Johnson & Johnson Presents “4 Important Facts About the Safety of Talc” – But Are They Really Factual?
As the number of lawsuits over talc-containing Baby Powder continues to grow, manufacturer Johnson & Johnson – once “The Most Trusted Brand in America” – has been fighting back in order to convince the public of the safety of their product. To that end, the J&J corporate website now has a page on “4 Important Facts About the Safety of Talc.” But is the information accurate? What are the facts?
Recent news about the talc included in Johnson & Johnson's Baby Powder and its links to ovarian cancer has many women greatly concerned – and rightfully so. Although juries have been finding for the plaintiffs in a number of cases, awarding judgments in the tens of millions of dollars, the New Jersey-based pharmaceutical giant continues to assert that its product is “safe” and there is no proof that talcum powder causes ovarian cancer.
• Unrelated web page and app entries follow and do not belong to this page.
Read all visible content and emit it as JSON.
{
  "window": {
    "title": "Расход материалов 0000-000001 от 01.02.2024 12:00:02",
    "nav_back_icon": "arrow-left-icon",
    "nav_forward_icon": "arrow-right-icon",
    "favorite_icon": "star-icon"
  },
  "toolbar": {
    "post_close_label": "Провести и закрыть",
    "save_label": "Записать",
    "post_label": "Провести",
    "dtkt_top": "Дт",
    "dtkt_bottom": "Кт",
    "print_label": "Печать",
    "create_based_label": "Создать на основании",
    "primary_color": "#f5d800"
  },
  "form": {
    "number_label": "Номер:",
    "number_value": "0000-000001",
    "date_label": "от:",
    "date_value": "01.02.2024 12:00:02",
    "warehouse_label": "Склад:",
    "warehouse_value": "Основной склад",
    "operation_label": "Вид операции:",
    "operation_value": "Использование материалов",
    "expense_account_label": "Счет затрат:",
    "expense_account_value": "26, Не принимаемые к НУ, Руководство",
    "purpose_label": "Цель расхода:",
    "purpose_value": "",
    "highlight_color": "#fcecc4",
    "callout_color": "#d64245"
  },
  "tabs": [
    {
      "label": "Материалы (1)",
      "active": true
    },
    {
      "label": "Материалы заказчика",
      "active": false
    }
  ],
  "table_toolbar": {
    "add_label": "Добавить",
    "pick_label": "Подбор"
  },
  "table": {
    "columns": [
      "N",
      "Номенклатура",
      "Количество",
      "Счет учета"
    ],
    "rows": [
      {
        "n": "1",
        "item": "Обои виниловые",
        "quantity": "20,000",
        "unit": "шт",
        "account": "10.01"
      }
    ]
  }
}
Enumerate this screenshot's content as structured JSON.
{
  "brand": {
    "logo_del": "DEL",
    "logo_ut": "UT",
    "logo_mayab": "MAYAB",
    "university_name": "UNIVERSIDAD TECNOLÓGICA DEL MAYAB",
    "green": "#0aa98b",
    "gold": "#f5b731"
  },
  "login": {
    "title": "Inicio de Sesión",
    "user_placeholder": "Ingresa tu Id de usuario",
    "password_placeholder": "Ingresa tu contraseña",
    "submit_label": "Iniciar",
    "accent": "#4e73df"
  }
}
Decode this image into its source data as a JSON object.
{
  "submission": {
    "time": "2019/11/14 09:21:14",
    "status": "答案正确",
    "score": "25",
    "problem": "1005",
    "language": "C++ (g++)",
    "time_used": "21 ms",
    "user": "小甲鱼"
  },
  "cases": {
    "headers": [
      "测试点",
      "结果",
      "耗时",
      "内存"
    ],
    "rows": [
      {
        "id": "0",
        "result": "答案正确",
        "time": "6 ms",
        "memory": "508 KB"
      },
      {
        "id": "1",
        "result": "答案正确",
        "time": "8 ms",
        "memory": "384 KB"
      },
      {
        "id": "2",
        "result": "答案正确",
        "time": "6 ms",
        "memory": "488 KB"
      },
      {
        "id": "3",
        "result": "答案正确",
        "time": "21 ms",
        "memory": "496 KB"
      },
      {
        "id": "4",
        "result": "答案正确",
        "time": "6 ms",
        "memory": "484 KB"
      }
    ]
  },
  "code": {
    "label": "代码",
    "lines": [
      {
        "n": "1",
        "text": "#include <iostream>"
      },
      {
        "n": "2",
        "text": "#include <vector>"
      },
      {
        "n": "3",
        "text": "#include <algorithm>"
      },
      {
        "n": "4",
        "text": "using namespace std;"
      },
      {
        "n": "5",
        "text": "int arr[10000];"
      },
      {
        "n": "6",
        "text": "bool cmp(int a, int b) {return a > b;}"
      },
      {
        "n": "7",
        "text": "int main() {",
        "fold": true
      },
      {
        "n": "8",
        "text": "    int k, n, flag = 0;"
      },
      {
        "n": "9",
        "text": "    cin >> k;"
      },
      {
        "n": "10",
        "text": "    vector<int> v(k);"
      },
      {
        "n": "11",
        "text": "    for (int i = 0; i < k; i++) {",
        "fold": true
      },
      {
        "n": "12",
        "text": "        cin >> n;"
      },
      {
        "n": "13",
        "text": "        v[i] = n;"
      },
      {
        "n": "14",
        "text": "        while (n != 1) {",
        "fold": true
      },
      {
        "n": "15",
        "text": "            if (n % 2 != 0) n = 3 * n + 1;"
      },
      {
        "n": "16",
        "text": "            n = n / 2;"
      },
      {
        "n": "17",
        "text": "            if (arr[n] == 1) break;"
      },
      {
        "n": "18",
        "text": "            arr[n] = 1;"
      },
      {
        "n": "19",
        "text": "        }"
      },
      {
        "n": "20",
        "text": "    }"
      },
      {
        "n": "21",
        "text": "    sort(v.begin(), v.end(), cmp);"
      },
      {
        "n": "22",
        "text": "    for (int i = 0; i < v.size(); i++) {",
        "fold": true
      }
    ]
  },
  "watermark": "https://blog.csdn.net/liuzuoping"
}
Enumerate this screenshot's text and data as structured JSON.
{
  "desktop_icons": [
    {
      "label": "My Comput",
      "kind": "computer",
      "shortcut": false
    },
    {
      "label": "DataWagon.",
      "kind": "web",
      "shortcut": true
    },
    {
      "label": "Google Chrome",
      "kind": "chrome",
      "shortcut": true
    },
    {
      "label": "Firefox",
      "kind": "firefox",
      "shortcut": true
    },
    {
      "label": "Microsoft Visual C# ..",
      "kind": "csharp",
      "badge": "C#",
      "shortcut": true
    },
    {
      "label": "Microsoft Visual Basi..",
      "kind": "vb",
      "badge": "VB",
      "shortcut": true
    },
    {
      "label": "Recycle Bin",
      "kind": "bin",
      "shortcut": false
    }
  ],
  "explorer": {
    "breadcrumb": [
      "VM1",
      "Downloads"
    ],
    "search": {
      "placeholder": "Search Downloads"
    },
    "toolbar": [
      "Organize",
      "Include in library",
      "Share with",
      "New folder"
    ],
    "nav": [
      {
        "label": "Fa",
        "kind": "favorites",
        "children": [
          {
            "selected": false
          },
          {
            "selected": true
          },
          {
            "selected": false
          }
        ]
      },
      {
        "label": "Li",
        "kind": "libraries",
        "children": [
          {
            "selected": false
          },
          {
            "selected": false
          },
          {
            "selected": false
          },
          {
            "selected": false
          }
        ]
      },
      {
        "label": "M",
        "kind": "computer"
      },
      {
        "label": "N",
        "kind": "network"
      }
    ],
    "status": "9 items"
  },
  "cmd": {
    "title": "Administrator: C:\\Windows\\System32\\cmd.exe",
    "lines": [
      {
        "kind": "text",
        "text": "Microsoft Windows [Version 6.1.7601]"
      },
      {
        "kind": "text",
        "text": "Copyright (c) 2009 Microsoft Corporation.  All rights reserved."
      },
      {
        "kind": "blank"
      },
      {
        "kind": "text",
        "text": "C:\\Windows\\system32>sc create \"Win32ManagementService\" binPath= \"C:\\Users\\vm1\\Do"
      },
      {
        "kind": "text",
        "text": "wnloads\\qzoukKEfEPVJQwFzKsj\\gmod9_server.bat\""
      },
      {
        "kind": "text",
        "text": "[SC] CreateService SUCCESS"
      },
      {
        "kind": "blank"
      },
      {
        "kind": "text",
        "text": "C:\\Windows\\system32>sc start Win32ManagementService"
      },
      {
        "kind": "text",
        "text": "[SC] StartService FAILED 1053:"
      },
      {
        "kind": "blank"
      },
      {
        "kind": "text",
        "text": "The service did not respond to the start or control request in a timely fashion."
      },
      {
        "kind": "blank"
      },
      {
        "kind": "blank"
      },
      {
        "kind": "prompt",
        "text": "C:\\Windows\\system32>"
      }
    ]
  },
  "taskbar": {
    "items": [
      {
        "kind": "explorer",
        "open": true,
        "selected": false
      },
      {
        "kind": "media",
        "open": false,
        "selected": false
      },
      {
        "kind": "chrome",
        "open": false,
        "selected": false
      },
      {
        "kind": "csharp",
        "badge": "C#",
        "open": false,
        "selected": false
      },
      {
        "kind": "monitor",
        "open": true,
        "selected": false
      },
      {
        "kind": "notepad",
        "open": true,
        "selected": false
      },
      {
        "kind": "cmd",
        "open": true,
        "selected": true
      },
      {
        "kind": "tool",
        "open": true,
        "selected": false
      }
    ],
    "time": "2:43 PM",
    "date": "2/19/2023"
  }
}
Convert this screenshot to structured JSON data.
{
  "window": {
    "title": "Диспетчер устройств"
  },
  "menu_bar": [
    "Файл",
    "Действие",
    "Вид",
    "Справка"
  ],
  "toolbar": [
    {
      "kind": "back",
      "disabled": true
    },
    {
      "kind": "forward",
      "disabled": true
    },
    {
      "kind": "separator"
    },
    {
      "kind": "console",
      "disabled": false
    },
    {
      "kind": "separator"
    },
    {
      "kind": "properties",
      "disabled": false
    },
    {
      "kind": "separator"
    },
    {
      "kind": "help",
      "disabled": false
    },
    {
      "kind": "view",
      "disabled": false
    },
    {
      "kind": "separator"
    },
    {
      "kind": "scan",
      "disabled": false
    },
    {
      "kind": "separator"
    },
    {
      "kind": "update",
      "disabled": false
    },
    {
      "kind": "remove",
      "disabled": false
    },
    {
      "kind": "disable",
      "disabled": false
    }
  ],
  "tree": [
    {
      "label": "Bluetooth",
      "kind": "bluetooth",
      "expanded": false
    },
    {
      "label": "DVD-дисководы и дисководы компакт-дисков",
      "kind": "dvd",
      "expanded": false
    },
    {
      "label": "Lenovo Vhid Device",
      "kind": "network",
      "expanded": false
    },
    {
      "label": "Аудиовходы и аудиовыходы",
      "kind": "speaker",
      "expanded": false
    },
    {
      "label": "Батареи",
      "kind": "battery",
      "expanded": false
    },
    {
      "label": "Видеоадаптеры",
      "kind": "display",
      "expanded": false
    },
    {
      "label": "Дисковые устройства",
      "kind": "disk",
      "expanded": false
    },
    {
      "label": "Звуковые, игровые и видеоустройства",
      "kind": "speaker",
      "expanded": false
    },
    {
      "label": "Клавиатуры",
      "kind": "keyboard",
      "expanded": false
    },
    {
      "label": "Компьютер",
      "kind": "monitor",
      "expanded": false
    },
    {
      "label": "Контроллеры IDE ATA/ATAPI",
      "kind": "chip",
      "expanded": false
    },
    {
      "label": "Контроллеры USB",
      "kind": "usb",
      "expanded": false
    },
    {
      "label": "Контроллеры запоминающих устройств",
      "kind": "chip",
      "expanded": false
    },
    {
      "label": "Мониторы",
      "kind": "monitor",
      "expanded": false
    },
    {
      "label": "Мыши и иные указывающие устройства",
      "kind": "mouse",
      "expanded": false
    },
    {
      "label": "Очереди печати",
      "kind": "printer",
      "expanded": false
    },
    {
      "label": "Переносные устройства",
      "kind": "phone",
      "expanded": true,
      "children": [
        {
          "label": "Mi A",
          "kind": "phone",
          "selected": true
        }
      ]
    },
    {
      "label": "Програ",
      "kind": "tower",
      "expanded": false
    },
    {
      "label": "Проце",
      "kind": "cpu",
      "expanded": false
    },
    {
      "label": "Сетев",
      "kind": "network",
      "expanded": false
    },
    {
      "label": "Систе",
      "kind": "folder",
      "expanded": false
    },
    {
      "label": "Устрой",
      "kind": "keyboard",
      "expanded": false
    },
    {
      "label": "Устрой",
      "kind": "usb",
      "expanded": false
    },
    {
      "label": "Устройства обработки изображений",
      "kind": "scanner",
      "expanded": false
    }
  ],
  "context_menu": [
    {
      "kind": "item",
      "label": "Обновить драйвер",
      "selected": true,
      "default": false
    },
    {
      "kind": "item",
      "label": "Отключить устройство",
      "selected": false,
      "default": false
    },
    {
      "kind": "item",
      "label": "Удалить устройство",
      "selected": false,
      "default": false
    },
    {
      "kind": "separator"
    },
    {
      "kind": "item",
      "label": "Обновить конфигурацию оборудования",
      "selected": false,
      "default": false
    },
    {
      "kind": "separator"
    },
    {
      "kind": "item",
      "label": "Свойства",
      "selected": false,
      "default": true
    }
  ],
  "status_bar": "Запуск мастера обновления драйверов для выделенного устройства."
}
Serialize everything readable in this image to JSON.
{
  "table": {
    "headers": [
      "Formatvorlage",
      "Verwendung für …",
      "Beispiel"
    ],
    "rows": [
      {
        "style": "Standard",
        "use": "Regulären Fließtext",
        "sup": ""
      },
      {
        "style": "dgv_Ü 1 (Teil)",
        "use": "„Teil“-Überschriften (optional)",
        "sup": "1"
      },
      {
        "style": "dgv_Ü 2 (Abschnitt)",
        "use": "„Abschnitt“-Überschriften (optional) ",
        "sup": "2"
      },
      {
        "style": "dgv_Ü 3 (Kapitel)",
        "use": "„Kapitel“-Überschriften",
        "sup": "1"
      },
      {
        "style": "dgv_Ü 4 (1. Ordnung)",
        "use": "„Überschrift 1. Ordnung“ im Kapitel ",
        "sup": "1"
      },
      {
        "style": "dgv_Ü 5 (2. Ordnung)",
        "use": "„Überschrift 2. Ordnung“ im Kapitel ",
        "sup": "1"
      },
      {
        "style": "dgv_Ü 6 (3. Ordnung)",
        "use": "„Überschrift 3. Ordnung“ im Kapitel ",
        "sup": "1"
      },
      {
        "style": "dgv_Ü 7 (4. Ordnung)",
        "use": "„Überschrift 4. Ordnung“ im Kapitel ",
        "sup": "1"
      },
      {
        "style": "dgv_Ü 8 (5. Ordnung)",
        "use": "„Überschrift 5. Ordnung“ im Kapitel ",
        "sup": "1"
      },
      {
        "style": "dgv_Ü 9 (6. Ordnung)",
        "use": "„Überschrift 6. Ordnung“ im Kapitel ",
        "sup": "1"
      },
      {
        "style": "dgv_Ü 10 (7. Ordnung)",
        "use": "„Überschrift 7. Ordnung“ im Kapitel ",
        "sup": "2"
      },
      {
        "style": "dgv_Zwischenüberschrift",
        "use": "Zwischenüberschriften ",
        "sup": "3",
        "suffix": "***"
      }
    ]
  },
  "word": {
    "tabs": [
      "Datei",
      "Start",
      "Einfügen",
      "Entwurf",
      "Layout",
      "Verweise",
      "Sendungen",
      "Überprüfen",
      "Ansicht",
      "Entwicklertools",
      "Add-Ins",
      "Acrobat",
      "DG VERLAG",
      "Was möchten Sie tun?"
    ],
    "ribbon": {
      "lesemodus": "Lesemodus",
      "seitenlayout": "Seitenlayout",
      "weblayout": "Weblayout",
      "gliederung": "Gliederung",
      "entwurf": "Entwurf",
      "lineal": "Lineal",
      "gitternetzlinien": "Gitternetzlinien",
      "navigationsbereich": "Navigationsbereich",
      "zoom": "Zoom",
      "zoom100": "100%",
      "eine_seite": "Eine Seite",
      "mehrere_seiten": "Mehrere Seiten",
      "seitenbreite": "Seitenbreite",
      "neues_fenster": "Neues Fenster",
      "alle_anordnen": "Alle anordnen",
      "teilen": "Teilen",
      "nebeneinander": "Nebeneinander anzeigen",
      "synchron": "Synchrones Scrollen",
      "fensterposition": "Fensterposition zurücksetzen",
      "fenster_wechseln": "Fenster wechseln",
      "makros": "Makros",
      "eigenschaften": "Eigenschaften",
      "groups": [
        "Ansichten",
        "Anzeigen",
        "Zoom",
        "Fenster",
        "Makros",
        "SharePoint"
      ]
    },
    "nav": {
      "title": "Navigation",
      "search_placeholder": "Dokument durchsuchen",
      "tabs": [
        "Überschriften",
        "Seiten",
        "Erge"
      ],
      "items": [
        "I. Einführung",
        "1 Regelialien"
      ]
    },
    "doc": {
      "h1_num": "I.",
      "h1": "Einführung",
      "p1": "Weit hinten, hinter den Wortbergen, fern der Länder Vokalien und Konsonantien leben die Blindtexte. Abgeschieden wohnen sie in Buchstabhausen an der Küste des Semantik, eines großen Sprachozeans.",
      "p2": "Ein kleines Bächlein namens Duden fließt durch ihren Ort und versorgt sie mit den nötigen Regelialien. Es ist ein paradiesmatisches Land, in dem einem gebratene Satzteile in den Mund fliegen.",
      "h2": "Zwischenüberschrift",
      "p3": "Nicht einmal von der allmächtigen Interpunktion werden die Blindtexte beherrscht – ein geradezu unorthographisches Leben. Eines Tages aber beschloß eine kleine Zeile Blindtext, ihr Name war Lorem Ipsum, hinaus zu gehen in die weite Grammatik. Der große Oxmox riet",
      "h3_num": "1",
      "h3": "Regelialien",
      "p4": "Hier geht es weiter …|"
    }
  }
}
At the end of October, a jury in St. Louis, Missouri, awarded $67.5 million to a plaintiff who stated her ovarian cancer was the result of using Johnson & Johnson Baby Powder – a product containing talc. This is the third loss in a row for the pharmaceutical and health care products company. All three trials were held in a state court in St. Louis. So far, J&J’s total liability amounts to approximately $195 million. Although such awards are often reduced and sometimes even overturned on appeal, the prospects aren't looking good for the defendants.
Talcum powder, a seemingly innocuous, everyday household product for well over a century, has turned deadly for some users. Specifically, for the women who have found themselves victim of ovarian cancer as a result of using talcum powder in the genital region. What manufacturers have known (or should have known) for at least 45 years is that the substance can cause chronic inflammation – a condition that medical science has connected with the development of some types of cancer.
Talcum powder, a seemingly innocuous substance, has been used by women for various personal and household purposes for well over a century. Suddenly, it is now a cause of action by hundreds of plaintiffs who allege a connection between the use of talcum powder and cancer. Why?